**TASK DETAILS:** Which lines of the data below contain "entry"? Please show them all.

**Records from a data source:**

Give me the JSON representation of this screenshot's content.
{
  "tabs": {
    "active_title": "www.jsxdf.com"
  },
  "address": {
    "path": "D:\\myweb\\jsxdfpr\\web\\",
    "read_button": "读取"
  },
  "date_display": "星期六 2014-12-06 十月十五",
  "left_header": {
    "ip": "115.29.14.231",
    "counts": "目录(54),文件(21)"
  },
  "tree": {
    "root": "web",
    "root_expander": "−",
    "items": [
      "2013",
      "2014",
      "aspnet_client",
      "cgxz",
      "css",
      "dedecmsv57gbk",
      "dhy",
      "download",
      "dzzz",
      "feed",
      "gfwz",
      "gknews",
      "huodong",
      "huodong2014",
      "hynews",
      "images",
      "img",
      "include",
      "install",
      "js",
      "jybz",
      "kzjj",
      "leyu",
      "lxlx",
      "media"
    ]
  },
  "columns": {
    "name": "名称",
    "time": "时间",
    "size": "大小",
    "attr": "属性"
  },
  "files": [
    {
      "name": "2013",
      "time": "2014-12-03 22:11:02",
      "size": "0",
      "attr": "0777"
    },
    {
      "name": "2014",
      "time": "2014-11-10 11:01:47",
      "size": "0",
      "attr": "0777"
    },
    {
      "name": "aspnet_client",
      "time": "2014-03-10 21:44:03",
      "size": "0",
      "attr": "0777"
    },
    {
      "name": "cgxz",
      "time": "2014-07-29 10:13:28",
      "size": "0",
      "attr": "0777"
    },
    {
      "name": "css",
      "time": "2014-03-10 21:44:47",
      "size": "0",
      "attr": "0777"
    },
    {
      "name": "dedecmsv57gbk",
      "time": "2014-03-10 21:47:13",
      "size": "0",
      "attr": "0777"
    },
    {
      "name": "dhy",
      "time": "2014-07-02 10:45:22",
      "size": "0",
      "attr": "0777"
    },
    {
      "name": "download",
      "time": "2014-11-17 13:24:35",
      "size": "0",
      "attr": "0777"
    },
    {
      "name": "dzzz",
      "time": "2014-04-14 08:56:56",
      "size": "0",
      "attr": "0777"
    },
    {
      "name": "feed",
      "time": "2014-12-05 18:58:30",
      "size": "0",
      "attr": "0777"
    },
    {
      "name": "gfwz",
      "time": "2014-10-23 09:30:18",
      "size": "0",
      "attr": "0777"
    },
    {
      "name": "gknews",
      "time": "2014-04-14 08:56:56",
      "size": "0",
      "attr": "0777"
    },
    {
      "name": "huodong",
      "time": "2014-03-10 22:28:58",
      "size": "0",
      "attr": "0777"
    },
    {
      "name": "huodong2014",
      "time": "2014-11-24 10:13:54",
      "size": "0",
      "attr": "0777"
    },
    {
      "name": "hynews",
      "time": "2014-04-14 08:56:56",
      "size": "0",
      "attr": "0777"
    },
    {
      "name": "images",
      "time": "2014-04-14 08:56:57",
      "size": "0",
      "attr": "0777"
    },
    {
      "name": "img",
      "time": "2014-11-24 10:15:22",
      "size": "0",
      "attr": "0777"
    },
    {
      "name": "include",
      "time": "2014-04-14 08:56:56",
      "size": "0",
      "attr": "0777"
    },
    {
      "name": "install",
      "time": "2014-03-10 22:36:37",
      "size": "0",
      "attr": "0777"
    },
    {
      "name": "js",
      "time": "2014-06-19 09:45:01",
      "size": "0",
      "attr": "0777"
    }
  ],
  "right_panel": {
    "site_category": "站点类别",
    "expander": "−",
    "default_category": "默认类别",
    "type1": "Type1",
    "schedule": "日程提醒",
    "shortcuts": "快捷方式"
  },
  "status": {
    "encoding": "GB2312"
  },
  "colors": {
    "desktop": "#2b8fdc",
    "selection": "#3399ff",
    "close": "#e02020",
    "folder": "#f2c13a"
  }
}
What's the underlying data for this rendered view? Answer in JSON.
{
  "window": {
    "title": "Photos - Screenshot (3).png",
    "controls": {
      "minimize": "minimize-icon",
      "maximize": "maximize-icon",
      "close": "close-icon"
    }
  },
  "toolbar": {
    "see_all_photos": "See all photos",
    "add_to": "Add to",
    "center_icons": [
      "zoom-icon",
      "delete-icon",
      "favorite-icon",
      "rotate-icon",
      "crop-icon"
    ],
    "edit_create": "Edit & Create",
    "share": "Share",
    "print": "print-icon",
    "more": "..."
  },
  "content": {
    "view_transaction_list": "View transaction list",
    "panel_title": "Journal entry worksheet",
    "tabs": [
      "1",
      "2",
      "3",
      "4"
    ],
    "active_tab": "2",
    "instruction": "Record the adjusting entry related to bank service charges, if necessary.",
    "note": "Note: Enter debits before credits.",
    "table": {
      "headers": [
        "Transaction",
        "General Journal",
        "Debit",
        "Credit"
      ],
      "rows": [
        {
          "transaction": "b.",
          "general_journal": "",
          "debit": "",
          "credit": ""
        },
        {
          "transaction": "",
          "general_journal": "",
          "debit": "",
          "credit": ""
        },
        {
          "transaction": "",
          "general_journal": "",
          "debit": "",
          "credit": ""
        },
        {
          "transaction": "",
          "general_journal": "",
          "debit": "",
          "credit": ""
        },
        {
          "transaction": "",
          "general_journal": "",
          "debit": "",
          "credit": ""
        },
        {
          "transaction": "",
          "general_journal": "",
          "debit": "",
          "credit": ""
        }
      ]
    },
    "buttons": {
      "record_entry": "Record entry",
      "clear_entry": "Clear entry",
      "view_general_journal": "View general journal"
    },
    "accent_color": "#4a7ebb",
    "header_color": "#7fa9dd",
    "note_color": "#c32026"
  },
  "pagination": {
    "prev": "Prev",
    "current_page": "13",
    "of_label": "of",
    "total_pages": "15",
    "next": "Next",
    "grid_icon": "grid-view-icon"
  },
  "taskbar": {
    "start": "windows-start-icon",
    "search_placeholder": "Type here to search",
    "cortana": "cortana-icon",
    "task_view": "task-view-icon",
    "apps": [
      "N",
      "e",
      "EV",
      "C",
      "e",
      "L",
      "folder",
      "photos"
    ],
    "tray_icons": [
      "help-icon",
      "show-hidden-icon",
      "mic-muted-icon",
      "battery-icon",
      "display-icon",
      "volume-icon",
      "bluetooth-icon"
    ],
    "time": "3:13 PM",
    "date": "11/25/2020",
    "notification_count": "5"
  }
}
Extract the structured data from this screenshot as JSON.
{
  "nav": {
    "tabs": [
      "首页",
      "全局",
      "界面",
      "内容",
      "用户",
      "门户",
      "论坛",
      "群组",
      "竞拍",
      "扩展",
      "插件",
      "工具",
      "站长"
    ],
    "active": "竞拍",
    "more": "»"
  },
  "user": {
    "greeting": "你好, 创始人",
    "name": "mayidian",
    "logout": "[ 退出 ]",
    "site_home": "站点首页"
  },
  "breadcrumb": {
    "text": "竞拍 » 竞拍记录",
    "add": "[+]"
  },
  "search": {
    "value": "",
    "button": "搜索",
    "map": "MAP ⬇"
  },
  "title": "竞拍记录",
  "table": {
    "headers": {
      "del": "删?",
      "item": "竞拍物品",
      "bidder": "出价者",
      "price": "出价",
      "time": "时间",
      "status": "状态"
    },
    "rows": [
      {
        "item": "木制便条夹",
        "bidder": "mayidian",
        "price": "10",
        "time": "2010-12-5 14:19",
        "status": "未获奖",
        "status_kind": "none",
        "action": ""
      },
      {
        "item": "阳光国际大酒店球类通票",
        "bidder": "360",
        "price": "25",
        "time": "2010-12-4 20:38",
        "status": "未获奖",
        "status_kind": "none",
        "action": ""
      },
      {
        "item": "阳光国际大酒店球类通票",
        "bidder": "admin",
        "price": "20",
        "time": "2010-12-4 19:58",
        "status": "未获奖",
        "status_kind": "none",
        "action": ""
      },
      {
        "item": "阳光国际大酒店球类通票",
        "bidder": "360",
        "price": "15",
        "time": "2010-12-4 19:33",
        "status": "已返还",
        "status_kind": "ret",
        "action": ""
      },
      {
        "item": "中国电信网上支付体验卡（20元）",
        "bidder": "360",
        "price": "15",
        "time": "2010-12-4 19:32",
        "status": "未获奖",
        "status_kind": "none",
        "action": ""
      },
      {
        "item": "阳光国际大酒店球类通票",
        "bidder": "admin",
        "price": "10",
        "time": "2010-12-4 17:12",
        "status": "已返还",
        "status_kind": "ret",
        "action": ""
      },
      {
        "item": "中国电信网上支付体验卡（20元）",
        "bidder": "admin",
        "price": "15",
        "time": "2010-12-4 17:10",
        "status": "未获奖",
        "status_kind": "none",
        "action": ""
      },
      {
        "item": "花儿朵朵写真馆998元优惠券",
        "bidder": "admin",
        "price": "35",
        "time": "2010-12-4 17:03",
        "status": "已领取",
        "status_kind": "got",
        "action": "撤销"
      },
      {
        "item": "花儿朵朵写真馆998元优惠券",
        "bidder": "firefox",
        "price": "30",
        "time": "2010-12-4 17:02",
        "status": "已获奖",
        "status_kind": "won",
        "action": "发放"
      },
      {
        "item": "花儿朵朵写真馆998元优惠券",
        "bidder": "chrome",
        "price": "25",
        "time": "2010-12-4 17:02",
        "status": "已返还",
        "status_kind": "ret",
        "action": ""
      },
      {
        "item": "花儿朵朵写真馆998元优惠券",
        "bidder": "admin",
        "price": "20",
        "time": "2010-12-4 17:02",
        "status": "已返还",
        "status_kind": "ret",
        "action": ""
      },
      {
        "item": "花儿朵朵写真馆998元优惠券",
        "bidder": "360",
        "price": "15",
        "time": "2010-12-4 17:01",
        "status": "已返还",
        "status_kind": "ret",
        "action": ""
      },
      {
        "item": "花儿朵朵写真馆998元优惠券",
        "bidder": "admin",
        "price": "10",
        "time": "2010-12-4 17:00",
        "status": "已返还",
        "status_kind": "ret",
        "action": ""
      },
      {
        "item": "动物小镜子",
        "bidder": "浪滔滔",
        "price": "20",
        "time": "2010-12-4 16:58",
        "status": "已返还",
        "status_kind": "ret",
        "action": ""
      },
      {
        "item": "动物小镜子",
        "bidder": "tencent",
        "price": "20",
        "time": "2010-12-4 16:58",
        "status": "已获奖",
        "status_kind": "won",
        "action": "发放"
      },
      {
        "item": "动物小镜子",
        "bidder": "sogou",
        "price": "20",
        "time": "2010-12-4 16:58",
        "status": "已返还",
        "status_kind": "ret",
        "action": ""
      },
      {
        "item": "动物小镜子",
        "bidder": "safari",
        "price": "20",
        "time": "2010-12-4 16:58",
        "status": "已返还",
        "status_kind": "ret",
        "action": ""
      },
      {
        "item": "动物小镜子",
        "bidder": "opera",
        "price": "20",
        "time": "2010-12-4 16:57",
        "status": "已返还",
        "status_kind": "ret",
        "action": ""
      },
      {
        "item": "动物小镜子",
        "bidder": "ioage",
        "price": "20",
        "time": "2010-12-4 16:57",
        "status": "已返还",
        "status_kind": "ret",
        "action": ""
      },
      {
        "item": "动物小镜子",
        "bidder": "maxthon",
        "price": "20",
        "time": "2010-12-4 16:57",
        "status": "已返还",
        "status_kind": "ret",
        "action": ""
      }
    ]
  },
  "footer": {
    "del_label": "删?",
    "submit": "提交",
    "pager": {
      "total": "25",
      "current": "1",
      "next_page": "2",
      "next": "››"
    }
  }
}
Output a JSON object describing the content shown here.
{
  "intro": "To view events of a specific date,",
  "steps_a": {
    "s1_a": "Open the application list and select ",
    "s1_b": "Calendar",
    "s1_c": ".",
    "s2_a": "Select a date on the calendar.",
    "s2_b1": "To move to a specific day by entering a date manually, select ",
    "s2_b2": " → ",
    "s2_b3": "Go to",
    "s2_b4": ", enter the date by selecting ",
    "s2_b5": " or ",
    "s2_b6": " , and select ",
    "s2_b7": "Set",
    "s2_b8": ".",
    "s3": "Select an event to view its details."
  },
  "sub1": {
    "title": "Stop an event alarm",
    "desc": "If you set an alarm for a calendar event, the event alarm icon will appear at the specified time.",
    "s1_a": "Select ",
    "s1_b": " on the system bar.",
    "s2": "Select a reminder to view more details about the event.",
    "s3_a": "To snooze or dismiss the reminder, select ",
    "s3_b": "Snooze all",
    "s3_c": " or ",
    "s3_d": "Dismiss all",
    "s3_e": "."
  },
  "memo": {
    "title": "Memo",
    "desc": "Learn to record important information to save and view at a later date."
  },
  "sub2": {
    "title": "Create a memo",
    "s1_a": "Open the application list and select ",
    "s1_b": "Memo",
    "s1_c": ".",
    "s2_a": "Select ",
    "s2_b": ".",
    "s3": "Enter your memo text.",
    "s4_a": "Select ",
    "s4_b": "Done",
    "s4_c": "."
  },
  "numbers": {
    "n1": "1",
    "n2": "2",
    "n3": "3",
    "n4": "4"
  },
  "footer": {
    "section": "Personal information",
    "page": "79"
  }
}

**RESULT FOR THIS TASK:**
    "panel_title": "Journal entry worksheet",
    "instruction": "Record the adjusting entry related to bank service charges, if necessary.",
      "record_entry": "Record entry",
      "clear_entry": "Clear entry",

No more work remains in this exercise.